I sit on the balcony while the maids work. I lament that the fall won’t kill me, looking down—barely enough to break a leg. I can see elderly women rotating in the shallow end of the complex’s pool. They are being led by a woman in her twenties in a neon one-piece suit. Steam drifts off of my hot cocktail. I cringe thinking of the maids inside cleaning my room—picking up plates of moldy food and seminal napkins.
I become somewhat drunk from my drink because I don’t drink anymore. The maids have left after about half-an-hour which is just as well because some wasps have started circling above me.

“Another cigarette?” I ask. I am standing next to Star Trek girl again. The caffeine and alcohol have made me brazen.
She seems perturbed by my sudden presence for a second, then she says,
“Yeah, man.” She hands me a cigarette. I realize that I have not once seen her eyes. Or her hair down. Or her off of this chair—besides the moment in her window.
“I’m sorry about the uh…” I trail off. She doesn’t seem to notice. She is staring blankly at the sheet metal fence bordering the lot opposite her house.
“I do live in Crescent Moon.”
“Cool, man.”
“…Because the other day I said I didn’t.”
“You did?” She finally turns her head to look at me.
“Yeah… you said your sister had, uh… and I walked away, then, after.”
A flash of recognition in her face—or what’s visible. A flash of recognition in the lines around her mouth and the skin on her forehead.
“Oh, hey,” she says, “it’s you.”

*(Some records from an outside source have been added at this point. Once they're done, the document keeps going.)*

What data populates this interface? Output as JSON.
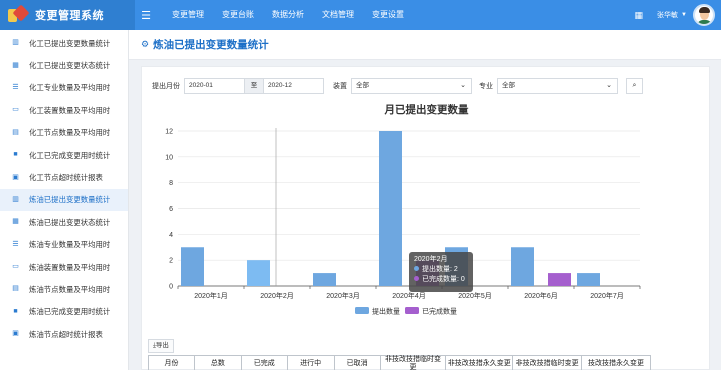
{
  "app": {
    "title": "变更管理系统"
  },
  "nav": {
    "items": [
      "变更管理",
      "变更台账",
      "数据分析",
      "文档管理",
      "变更设置"
    ]
  },
  "user": {
    "name": "张华敏"
  },
  "sidebar": {
    "items": [
      {
        "label": "化工已提出变更数量统计",
        "icon": "columns-icon"
      },
      {
        "label": "化工已提出变更状态统计",
        "icon": "grid-icon"
      },
      {
        "label": "化工专业数量及平均用时",
        "icon": "list-icon"
      },
      {
        "label": "化工装置数量及平均用时",
        "icon": "card-icon"
      },
      {
        "label": "化工节点数量及平均用时",
        "icon": "calendar-icon"
      },
      {
        "label": "化工已完成变更用时统计",
        "icon": "briefcase-icon"
      },
      {
        "label": "化工节点超时统计报表",
        "icon": "report-icon"
      },
      {
        "label": "炼油已提出变更数量统计",
        "icon": "columns-icon"
      },
      {
        "label": "炼油已提出变更状态统计",
        "icon": "grid-icon"
      },
      {
        "label": "炼油专业数量及平均用时",
        "icon": "list-icon"
      },
      {
        "label": "炼油装置数量及平均用时",
        "icon": "card-icon"
      },
      {
        "label": "炼油节点数量及平均用时",
        "icon": "calendar-icon"
      },
      {
        "label": "炼油已完成变更用时统计",
        "icon": "briefcase-icon"
      },
      {
        "label": "炼油节点超时统计报表",
        "icon": "report-icon"
      }
    ],
    "active_index": 7
  },
  "page": {
    "title": "炼油已提出变更数量统计"
  },
  "filters": {
    "month_label": "提出月份",
    "start_month": "2020-01",
    "to_label": "至",
    "end_month": "2020-12",
    "unit_label": "装置",
    "unit_value": "全部",
    "major_label": "专业",
    "major_value": "全部"
  },
  "chart_data": {
    "type": "bar",
    "title": "月已提出变更数量",
    "categories": [
      "2020年1月",
      "2020年2月",
      "2020年3月",
      "2020年4月",
      "2020年5月",
      "2020年6月",
      "2020年7月"
    ],
    "series": [
      {
        "name": "提出数量",
        "values": [
          3,
          2,
          1,
          12,
          3,
          3,
          1
        ],
        "color": "#6ea7e0"
      },
      {
        "name": "已完成数量",
        "values": [
          0,
          0,
          0,
          2,
          0,
          1,
          0
        ],
        "color": "#a55fce"
      }
    ],
    "ylim": [
      0,
      12
    ],
    "yticks": [
      0,
      2,
      4,
      6,
      8,
      10,
      12
    ],
    "highlight_category_index": 1,
    "highlight_series_color": "#7dbbf2",
    "grid": "horizontal",
    "legend_position": "bottom"
  },
  "tooltip": {
    "title": "2020年2月",
    "rows": [
      {
        "label": "提出数量: 2",
        "color": "#6ea7e0"
      },
      {
        "label": "已完成数量: 0",
        "color": "#a55fce"
      }
    ]
  },
  "export": {
    "label": "导出"
  },
  "table": {
    "columns": [
      "月份",
      "总数",
      "已完成",
      "进行中",
      "已取消",
      "非技改技措临时变更",
      "非技改技措永久变更",
      "非技改技措临时变更",
      "技改技措永久变更"
    ]
  },
  "colors": {
    "brand": "#3a8ee6",
    "accent": "#1c6fc7"
  }
}
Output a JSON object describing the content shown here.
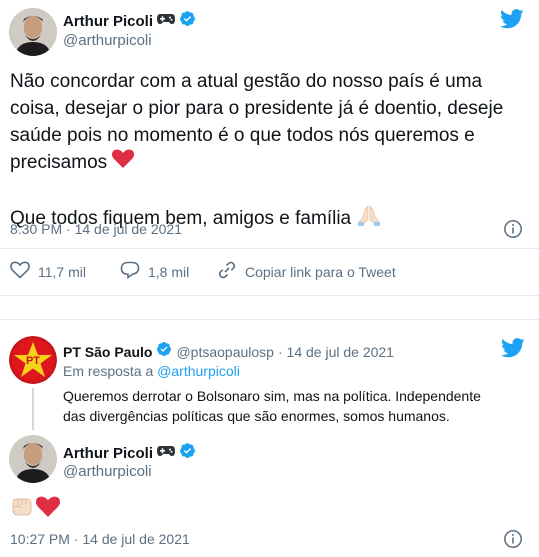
{
  "tweet_main": {
    "author_name": "Arthur Picoli",
    "author_handle": "@arthurpicoli",
    "text_line1": "Não concordar com a atual gestão do nosso país é uma",
    "text_line2": "coisa, desejar o pior para o presidente já é doentio, deseje",
    "text_line3": "saúde pois no momento é o que todos nós queremos e",
    "text_line4": "precisamos",
    "text_line5": "Que todos fiquem bem, amigos e família",
    "timestamp": "8:30 PM · 14 de jul de 2021",
    "likes": "11,7 mil",
    "replies": "1,8 mil",
    "copy_link": "Copiar link para o Tweet"
  },
  "quoted_tweet": {
    "author_name": "PT São Paulo",
    "author_handle": "@ptsaopaulosp",
    "date": "· 14 de jul de 2021",
    "reply_prefix": "Em resposta a ",
    "reply_handle": "@arthurpicoli",
    "text_line1": "Queremos derrotar o Bolsonaro sim, mas na política. Independente",
    "text_line2": "das divergências políticas que são enormes, somos  humanos."
  },
  "reply_tweet": {
    "author_name": "Arthur Picoli",
    "author_handle": "@arthurpicoli",
    "timestamp": "10:27 PM · 14 de jul de 2021"
  },
  "colors": {
    "twitter_blue": "#1da1f2",
    "text": "#0f1419",
    "secondary": "#5b7083",
    "pt_red": "#d7141a",
    "heart": "#e0245e"
  },
  "icons": {
    "verified": "verified-badge-icon",
    "gamepad": "gamepad-icon",
    "bird": "twitter-bird-icon",
    "heart": "heart-outline-icon",
    "reply": "reply-bubble-icon",
    "link": "link-icon",
    "info": "info-icon"
  }
}
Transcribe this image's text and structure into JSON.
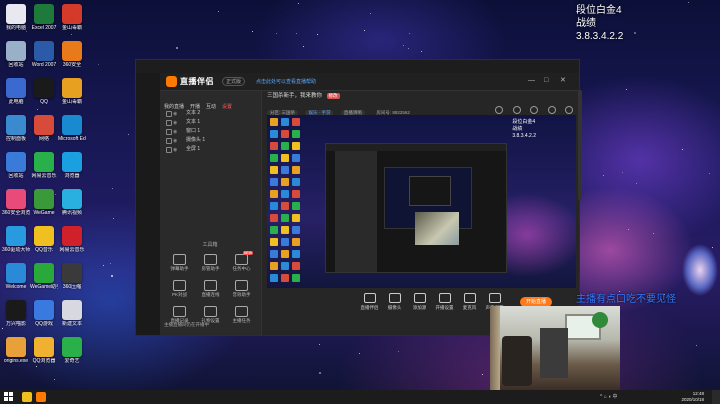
{
  "overlay": {
    "line1": "段位白金4",
    "line2": "战绩",
    "line3": "3.8.3.4.2.2"
  },
  "scrolling_text": "主播有点口吃不要见怪",
  "desktop_icons": [
    {
      "label": "我的电脑",
      "color": "#e8e8f0"
    },
    {
      "label": "Excel 2007",
      "color": "#1e7a3a"
    },
    {
      "label": "金山毒霸",
      "color": "#d43a2a"
    },
    {
      "label": "回收站",
      "color": "#9ab0c8"
    },
    {
      "label": "Word 2007",
      "color": "#2a5aa8"
    },
    {
      "label": "360安全",
      "color": "#e87a1a"
    },
    {
      "label": "此电脑",
      "color": "#3a6ad0"
    },
    {
      "label": "QQ",
      "color": "#1a1a1a"
    },
    {
      "label": "金山毒霸",
      "color": "#e8a020"
    },
    {
      "label": "控制面板",
      "color": "#3a8ad0"
    },
    {
      "label": "网络",
      "color": "#d84a3a"
    },
    {
      "label": "Microsoft Edge",
      "color": "#1a8ad0"
    },
    {
      "label": "回收站",
      "color": "#3a7ad8"
    },
    {
      "label": "网易云音乐",
      "color": "#2ab04a"
    },
    {
      "label": "浏览器",
      "color": "#1aa0e0"
    },
    {
      "label": "360安全浏览器",
      "color": "#e84a7a"
    },
    {
      "label": "WeGame",
      "color": "#3a9a3a"
    },
    {
      "label": "腾讯视频",
      "color": "#2ab0e0"
    },
    {
      "label": "360驱动大师",
      "color": "#2a9ae0"
    },
    {
      "label": "QQ音乐",
      "color": "#f0c020"
    },
    {
      "label": "网易云音乐",
      "color": "#d0202a"
    },
    {
      "label": "Welcome",
      "color": "#2a8ad8"
    },
    {
      "label": "WeGame助手",
      "color": "#2aa83a"
    },
    {
      "label": "360压缩",
      "color": "#3a3a3a"
    },
    {
      "label": "万兴喵影",
      "color": "#1a1a1a"
    },
    {
      "label": "QQ游戏",
      "color": "#3a7ae0"
    },
    {
      "label": "新建文本",
      "color": "#d8d8e0"
    },
    {
      "label": "origins.exe",
      "color": "#e8a03a"
    },
    {
      "label": "QQ浏览器",
      "color": "#f0b030"
    },
    {
      "label": "爱奇艺",
      "color": "#2ab04a"
    }
  ],
  "window": {
    "app_title": "直播伴侣",
    "version_label": "正式版",
    "notice": "点击此处可以查看直播帮助",
    "controls": [
      "—",
      "□",
      "✕"
    ]
  },
  "panel": {
    "tabs": [
      {
        "label": "我的直播",
        "active": false
      },
      {
        "label": "开播",
        "active": false
      },
      {
        "label": "互动",
        "active": false
      },
      {
        "label": "设置",
        "active": true
      }
    ],
    "scenes": [
      "文本 2",
      "文本 1",
      "窗口 1",
      "摄像头 1",
      "全屏 1"
    ],
    "tools_title": "工具箱",
    "tools": [
      {
        "label": "弹幕助手",
        "badge": ""
      },
      {
        "label": "房管助手",
        "badge": ""
      },
      {
        "label": "任务中心",
        "badge": "NEW"
      },
      {
        "label": "PK对战",
        "badge": ""
      },
      {
        "label": "直播连线",
        "badge": ""
      },
      {
        "label": "音效助手",
        "badge": ""
      },
      {
        "label": "直播记录",
        "badge": ""
      },
      {
        "label": "礼物设置",
        "badge": ""
      },
      {
        "label": "主播任务",
        "badge": ""
      }
    ],
    "footer": "主播直播间仍在开播中"
  },
  "info": {
    "room_title": "三国杀新手，我来教你",
    "edit_button": "修改",
    "tags": [
      {
        "label": "分区: 三国杀",
        "highlight": false
      },
      {
        "label": "娱乐 · 手游",
        "highlight": true
      },
      {
        "label": "直播清晰",
        "highlight": false
      }
    ],
    "room_number": "房间号: 8822562"
  },
  "preview": {
    "line1": "段位白金4",
    "line2": "战绩",
    "line3": "3.8.3.4.2.2"
  },
  "bottom_controls": [
    {
      "label": "直播伴侣"
    },
    {
      "label": "摄像头"
    },
    {
      "label": "添加源"
    },
    {
      "label": "开播设置"
    },
    {
      "label": "麦克风"
    },
    {
      "label": "声音调节"
    }
  ],
  "start_button": "开始直播",
  "taskbar": {
    "time": "12:48",
    "date": "2020/10/18"
  }
}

Another couple days later and I have drug counseling again. I drive past her smoking in her plastic chair. I am dismayed to see she obviously recognizes me, because I planned to turn around at the end of the street and drive up the other way. I don’t know why I didn’t think this would be a problem beforehand. It is awkward and embarrassing, for some reason, her watching me the whole time. I slow down, stop in front of her—it feels like it would be weird not to. I roll down the passenger seat window a bit.
“Driving into the city,” I shout, impromptu of nothing, like the statement is impressive in itself.
She walks up to the car with a swagger, a cigarette dangling from one hand, the sunglasses hanging from the end of her nose. It scares me a little. She leans in.
“You seem fucked up,” she says. She smells like booze. “I like people who seem fucked up. All of my good friends seem very fucked up, and most are, in fact—very fucked up.”
“Cool,” I say. I am hunkered in the front seat of my aunt’s sedan like a clown in a clown car. She is smoking fervently, a hand on the window where it meets the car door—hanging off, barely gripping the sharp half-rolled down window.
“I’m having a little party here tonight—hey—you should come. A bunch of people…” She trails off. She pulls on her cigarette. A little smoke gets in my car.

At drug counseling all I can think of is meeting up with her later. I am excited and horrified. I have little hope that it will go well. I play out nightmare scenarios in my head while actively pointing my face at whoever is talking.
“I want to know what he thinks,” an older man says.
“Who, him?” the group moderator asks, motioning his body towards me. Someone has just finished speaking and people are giving their reactions.
“Yeah,” the man says, “he always just sits there.” Even though his head is turned towards me, one severe lazy eye makes it difficult to tell if he is looking at anything at all.
“I want to see if he’s actually listening or just sitting there.”
“Uh, yeah, it’s like, what he was saying was,” I begin, my eyes set halfway up the blue polo shirt of the man sitting a few feet in front of me in the cramped oval formation we are all, 15-or-so of us, sitting in, in this tiny office room, “you can’t expect people to know what you’re feeling if you don’t talk about it. People can’t read minds. Like, you can’t hold people so accountable for not picking up on stuff that you never clearly expressed to them.”
“Wow, he is listening.”
“Ha, I told you he’s listening,” the moderator says, “doesn’t talk but he’s listening.”
The discussion moves on.
I am terrified of meeting her—and her friends, but I know that I’m going. It’s like if I don’t try to socialize now then when will I?